(Data about app and page elements)
_ _ _

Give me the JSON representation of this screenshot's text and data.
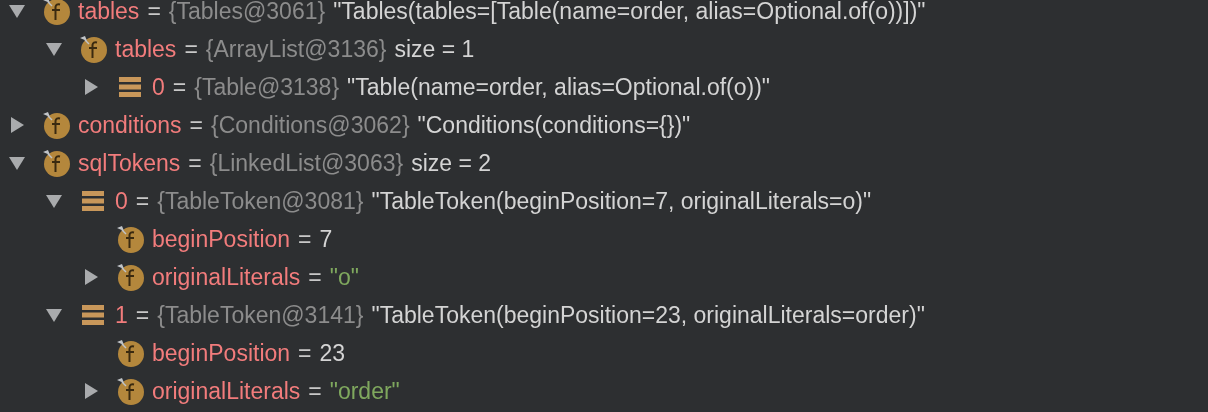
{
  "variables": [
    {
      "kind": "field",
      "name": "tables",
      "equals": "=",
      "type_ref": "{Tables@3061}",
      "value": {
        "kind": "summary",
        "text": "\"Tables(tables=[Table(name=order, alias=Optional.of(o))])\""
      },
      "expanded": true,
      "children": [
        {
          "kind": "field",
          "name": "tables",
          "equals": "=",
          "type_ref": "{ArrayList@3136}",
          "value": {
            "kind": "summary",
            "text": "size = 1"
          },
          "expanded": true,
          "children": [
            {
              "kind": "element",
              "name": "0",
              "equals": "=",
              "type_ref": "{Table@3138}",
              "value": {
                "kind": "summary",
                "text": "\"Table(name=order, alias=Optional.of(o))\""
              },
              "expanded": false
            }
          ]
        }
      ]
    },
    {
      "kind": "field",
      "name": "conditions",
      "equals": "=",
      "type_ref": "{Conditions@3062}",
      "value": {
        "kind": "summary",
        "text": "\"Conditions(conditions={})\""
      },
      "expanded": false
    },
    {
      "kind": "field",
      "name": "sqlTokens",
      "equals": "=",
      "type_ref": "{LinkedList@3063}",
      "value": {
        "kind": "summary",
        "text": "size = 2"
      },
      "expanded": true,
      "children": [
        {
          "kind": "element",
          "name": "0",
          "equals": "=",
          "type_ref": "{TableToken@3081}",
          "value": {
            "kind": "summary",
            "text": "\"TableToken(beginPosition=7, originalLiterals=o)\""
          },
          "expanded": true,
          "children": [
            {
              "kind": "field",
              "name": "beginPosition",
              "equals": "=",
              "value": {
                "kind": "summary",
                "text": "7"
              }
            },
            {
              "kind": "field",
              "name": "originalLiterals",
              "equals": "=",
              "value": {
                "kind": "string",
                "text": "\"o\""
              },
              "expanded": false
            }
          ]
        },
        {
          "kind": "element",
          "name": "1",
          "equals": "=",
          "type_ref": "{TableToken@3141}",
          "value": {
            "kind": "summary",
            "text": "\"TableToken(beginPosition=23, originalLiterals=order)\""
          },
          "expanded": true,
          "children": [
            {
              "kind": "field",
              "name": "beginPosition",
              "equals": "=",
              "value": {
                "kind": "summary",
                "text": "23"
              }
            },
            {
              "kind": "field",
              "name": "originalLiterals",
              "equals": "=",
              "value": {
                "kind": "string",
                "text": "\"order\""
              },
              "expanded": false
            }
          ]
        }
      ]
    }
  ]
}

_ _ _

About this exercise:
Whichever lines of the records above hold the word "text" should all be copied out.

Solution for this problem:
Give me the JSON representation of this screenshot's text and data.
        "text": "\"Tables(tables=[Table(name=order, alias=Optional.of(o))])\""
            "text": "size = 1"
                "text": "\"Table(name=order, alias=Optional.of(o))\""
        "text": "\"Conditions(conditions={})\""
        "text": "size = 2"
            "text": "\"TableToken(beginPosition=7, originalLiterals=o)\""
                "text": "7"
                "text": "\"o\""
            "text": "\"TableToken(beginPosition=23, originalLiterals=order)\""
                "text": "23"
                "text": "\"order\""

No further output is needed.